Nor were they able to fully discount the allegation from several of the witnesses that Trump was overseeing an unofficial policy in Ukraine meant to surface dirt on his political rivals.
Instead, the Republicans spent long stretches of time inquiring about witnesses' interactions with other people involved in the inquiry. They quizzed one witness, the former US ambassador in Kiev Marie Yovanovitch, about how her opening statement made it to the news media.
When Republicans did drill down on the finer details of the inquiry, they often asked about specific Ukrainian officials the witnesses didn't know or ventured questions meant to boost suggestions of wrongdoing by former Vice President Joe Biden and his son Hunter. There is no evidence of wrongdoing in Ukraine by either Biden.
Zeldin asked Gordon Sondland, the US ambassador to the European Union, whether he had "a problem with the vice president's son being paid $50,000 a month in Ukraine," prompting an objection from Schiff, who said the line of inquiry was bringing the deposition "very far afield."
After some back-and-forth, Sondland answered: "I have no opinion."
Meadows, meanwhile, tried to bait Sondland into saying other countries have quid pro quos with Ukraine in exchange for corruption investigations, prompting Sondland to compare his questioning to the mafia comedy "My Cousin Vinny."
But if Republicans used some of their time looking to undercut Democrats' claims against Trump, they used the rest complaining about the process.
"If we're going to play by the same set of rules, Mr. Chairman, we need to know what is fair for everyone," Meadows said at the start of an interview with Michael McKinley, a former senior adviser to Secretary of State Mike Pompeo. He was asserting that some Democrats had selectively leaked portions of previous testimony to the public.
In the Yovanovitch deposition, the Republicans interjected when it became known the former envoy's opening statement had been obtained by the media, which they repeatedly attempted to question her about. Her lawyer sought to block those questions, repeating over and over she wasn't going to answer.

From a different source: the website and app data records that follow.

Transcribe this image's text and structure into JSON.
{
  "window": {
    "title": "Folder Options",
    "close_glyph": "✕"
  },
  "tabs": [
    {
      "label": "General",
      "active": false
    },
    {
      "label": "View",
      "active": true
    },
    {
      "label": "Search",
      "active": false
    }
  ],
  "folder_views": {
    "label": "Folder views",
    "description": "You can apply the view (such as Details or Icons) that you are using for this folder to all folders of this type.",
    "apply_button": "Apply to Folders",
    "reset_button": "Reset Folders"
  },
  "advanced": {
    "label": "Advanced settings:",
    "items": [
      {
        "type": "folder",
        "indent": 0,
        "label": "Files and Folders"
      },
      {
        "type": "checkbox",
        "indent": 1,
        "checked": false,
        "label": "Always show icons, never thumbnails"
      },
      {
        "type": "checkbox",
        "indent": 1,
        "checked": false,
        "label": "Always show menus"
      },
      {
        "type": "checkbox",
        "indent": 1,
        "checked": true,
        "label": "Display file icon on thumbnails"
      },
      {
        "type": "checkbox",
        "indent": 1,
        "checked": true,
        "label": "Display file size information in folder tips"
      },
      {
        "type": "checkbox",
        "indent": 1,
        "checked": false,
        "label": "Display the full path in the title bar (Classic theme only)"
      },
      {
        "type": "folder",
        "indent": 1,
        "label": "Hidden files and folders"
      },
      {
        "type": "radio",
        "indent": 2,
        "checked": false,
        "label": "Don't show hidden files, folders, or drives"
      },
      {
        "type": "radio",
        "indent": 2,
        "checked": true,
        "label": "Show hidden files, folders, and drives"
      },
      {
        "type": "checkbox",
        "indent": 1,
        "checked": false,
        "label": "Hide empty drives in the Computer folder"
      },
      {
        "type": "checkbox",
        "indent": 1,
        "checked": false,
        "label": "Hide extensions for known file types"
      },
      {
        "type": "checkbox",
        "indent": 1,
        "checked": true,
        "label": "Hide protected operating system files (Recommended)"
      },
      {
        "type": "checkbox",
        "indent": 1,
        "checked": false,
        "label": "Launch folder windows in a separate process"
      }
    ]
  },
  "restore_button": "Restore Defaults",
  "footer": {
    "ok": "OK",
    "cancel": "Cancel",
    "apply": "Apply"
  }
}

Eventually, Yovanovitch responded to an inquiry on whether she thought her opening statement should be provided to the press.
"I actually don't really have an opinion on that," she said.
Later, during his time to question Yovanovitch, Jordan asked about a conversation she had with George Kent, a State Department official, about Trump's July 25 phone call with Ukrainian President Volodymyr Zelensky after she was recalled from her post, suggesting it was unusual since she was long no longer the ambassador.
Meadows, meanwhile, asked Yovanovitch why she was called "Masha."
"Despite my posting to Ukraine," she said, "I'm actually half Russian, and it's a Russian nickname."
"I yield back," he responded.